For the reasons which I have given I have concluded that the provisions of Protocol I have not been accepted in customary international law. They accordingly form no part of South African law.
This conclusion has made it unnecessary for me to give a decision on the question of whether rules of customary international law which conflict with the statutory or common law of this country will be enforced by its courts.
In the result, the preliminary point is dismissed. The trial must proceed.
In 2010, in the Boeremag case, South Africa’s North Gauteng High Court stated:
In Petane, … Conradie J found that the provisions of [the 1977 Additional] Protocol I are not part of customary international law, and therefore are also not part of South African law.
Referring to the fact that in December 1986 only 66 of the 165 States party to the Geneva Conventions had ratified Protocol I, the Court [in Petane] stated:
This approach of the world community to Protocol I is, on principle, far too half-hearted to justify an inference that its principles have been so widely accepted as to qualify them as rules of customary international law. The reasons for this are, I imagine, not far to seek. For those States which are contending with “peoples[’]” struggles for self-determination, adoption of the Protocol may prove awkward. For liberation movements who rely on strategies of urban terror for achieving their aims the terms of the Protocol, with its emphasis on the protection of civilians, may prove disastrously restrictive. I therefore do not find it altogether surprising that Mr Donen was unable to refer me to any statement in the published literature that Protocol I has attained the status of customary international law.
Important changes with respect to certain aspects applicable at the time of Petane have taken place. The ANC [African National Congress] has become South Africa’s ruling party and in 1995 ratified Protocol I. The total number of States that have ratified it, is now … 162.
This last aspect forms the basis on which the First Respondent [the State] and the applicants agree that Protocol I forms part of customary international law as well as of South African law. As requested, this position is accepted for the purposes of the decision, without deciding on the matter.
Despite these changes, it remains debatable whether the provisions of Protocol I have become a part of South African law in this way.
The consensus of both parties to the conflict is required. See Petane … and Article 96 of Protocol I. …
Parliament’s failure to incorporate Protocol I into legislation in accordance with Article 231(4) of the Constitution in fact points to the contrary, and is indicative that the requirements of usus
and/or opinio juris
have not been met. See Petane
[footnotes in original omitted]
The Court also held:
If the [1977 Additional Protocol I] applies in South Africa as customary international law, the two requirements that form the basis of customary law must be met. It is arguable that the requirement of usus

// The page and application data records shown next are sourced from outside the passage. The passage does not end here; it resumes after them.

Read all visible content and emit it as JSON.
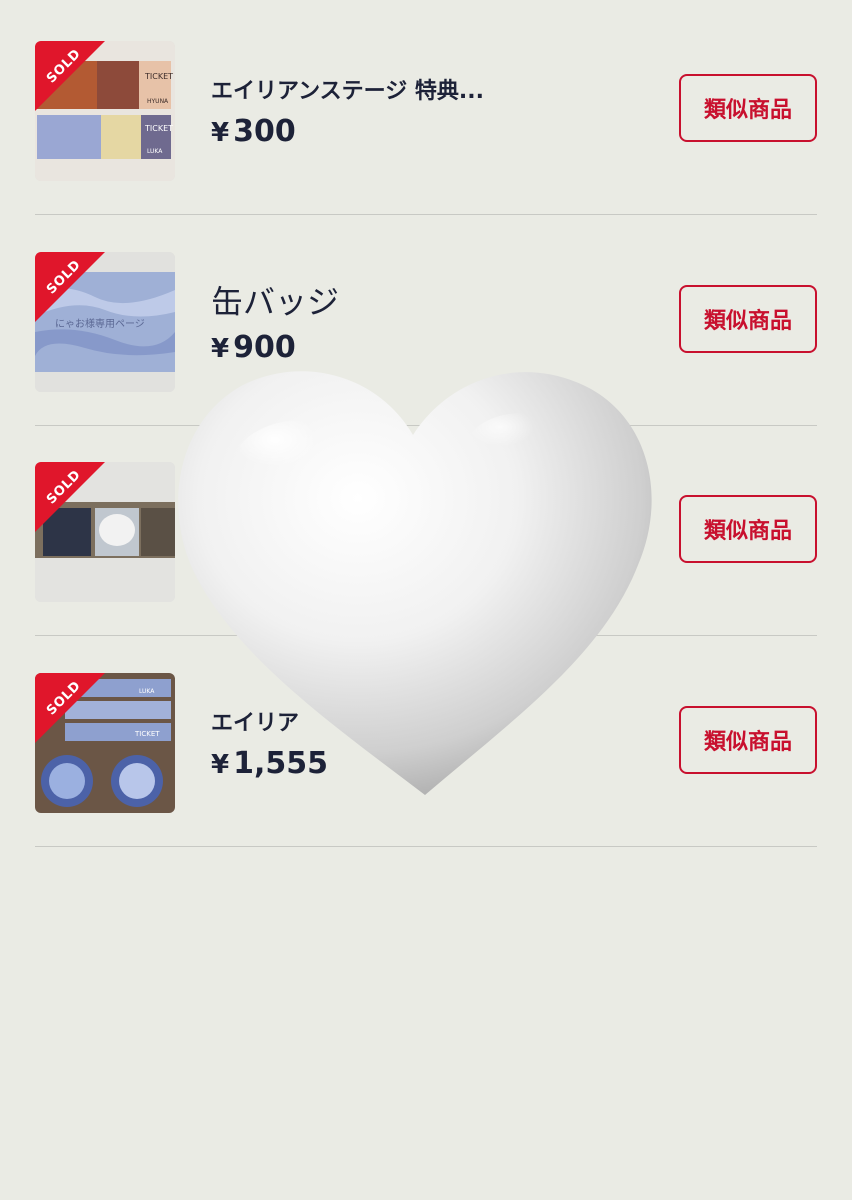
{
  "items": [
    {
      "sold_label": "SOLD",
      "title": "エイリアンステージ 特典...",
      "price_symbol": "¥",
      "price": "300",
      "button_label": "類似商品",
      "thumb_texts": [
        "TICKET",
        "HYUNA",
        "TICKET",
        "LUKA"
      ]
    },
    {
      "sold_label": "SOLD",
      "title": "缶バッジ",
      "price_symbol": "¥",
      "price": "900",
      "button_label": "類似商品",
      "thumb_texts": [
        "にゃお様専用ページ"
      ]
    },
    {
      "sold_label": "SOLD",
      "title": "",
      "price_symbol": "",
      "price": "",
      "button_label": "類似商品",
      "thumb_texts": []
    },
    {
      "sold_label": "SOLD",
      "title": "エイリア",
      "price_symbol": "¥",
      "price": "1,555",
      "button_label": "類似商品",
      "thumb_texts": [
        "TICKET",
        "LUKA"
      ]
    }
  ],
  "colors": {
    "background": "#eaebe4",
    "accent": "#c8102e",
    "badge": "#e0162b",
    "text": "#1d2238"
  },
  "overlay": {
    "icon": "heart-icon"
  }
}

has been met by the vast number of States that have acceded or ratified it. By ratifying Protocol I the Republic of South Africa has indicated its intention to apply the Protocol, thereby fulfilling the requirement of opinio juris